  5. 5 David Peters 26/02/2010 at 9:29 pm


    The big sternal complex, small antorbital fenestra, m4.1 extending to the elbow and other characters mark this sculpture as a Rhamphorhynchus, not Dorygnathus.

    • 6 David Hone 26/02/2010 at 10:06 pm

      Well the label said Doryganthus and the curator told me it was based on one of their Dorygnathus specimens. I’d have to check the literature for a proper comparison, but the point is more about the making of the model than the exact identity.

      At the very least there are enough Rhamp specimens with a large AOF (like the dark wing) to make that character far from convinving, I assume by 4.1 you mean the metacarpal which can hardly reach the elbow (I guess that’s a mistake but I’m not sure what you mean), and off the top of my head a least there’s no good complete sternum for Dorygnathus, so it’s hard to say how it *should* look, especially as even a putative complete one might not preserve an extensive cartilaginious edge as seems to be present in at lest some ramphorhyncvhoids judging by what preserves. The anteiror jaws are not especially curved as in Rhamp. and the skull shape overall is fairly Doryganthus like.

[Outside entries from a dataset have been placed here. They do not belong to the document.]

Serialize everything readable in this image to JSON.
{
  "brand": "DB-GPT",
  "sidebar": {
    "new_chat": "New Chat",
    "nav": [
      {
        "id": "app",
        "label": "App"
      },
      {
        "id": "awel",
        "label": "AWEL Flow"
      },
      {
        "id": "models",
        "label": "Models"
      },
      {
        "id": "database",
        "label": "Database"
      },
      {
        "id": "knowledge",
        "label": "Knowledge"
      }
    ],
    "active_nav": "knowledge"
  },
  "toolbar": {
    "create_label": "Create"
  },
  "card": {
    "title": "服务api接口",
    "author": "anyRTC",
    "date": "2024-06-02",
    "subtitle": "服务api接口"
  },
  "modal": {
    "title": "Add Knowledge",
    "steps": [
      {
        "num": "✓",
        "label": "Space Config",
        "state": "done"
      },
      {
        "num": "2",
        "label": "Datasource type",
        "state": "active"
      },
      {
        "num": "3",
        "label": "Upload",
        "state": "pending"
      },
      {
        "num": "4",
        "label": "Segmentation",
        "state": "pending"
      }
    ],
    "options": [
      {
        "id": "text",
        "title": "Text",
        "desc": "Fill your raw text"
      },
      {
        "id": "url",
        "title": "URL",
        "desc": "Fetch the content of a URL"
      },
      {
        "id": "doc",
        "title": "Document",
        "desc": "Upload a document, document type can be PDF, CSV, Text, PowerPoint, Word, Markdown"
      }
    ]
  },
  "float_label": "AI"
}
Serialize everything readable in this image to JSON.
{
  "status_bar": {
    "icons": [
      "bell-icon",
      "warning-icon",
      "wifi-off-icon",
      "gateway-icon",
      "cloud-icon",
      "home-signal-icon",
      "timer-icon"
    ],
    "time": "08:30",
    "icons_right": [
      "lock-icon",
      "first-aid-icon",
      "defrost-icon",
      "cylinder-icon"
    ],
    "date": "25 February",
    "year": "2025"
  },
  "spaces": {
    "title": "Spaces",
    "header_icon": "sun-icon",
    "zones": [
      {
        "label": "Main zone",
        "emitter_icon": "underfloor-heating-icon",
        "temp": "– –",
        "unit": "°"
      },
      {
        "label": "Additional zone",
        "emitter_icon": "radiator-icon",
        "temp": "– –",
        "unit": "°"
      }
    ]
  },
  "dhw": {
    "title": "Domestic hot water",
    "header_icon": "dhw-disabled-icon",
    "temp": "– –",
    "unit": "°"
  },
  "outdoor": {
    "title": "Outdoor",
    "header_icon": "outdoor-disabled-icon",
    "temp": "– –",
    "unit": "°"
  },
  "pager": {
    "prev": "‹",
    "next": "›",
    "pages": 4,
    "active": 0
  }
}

      Given that it’s supposed to be a display model, sculpted a couple of decades ago and based on 2d and often disarticualted materil you could probably make a case for it looking like half a dozen different taxa if you wanted. I’m happy to give the benefit of the doubt to the people who did the work (or at least what they intended, even if not what they produced). It would be wrong to say that the model is crude, less than perfectly accurate would perhaps be better, but that is really hardly surprising given the limitations on such a method.

  1. 1 Näin piirrät dinosauruksesi, osa 2 « Erään planeetan ihmeitä Trackback on 18/02/2013 at 8:54 pm
Comments are currently closed.

@Dave_Hone on Twitter


Enter your email address to follow this blog and receive notifications of new posts by email.

Join 574 other followers

%d bloggers like this: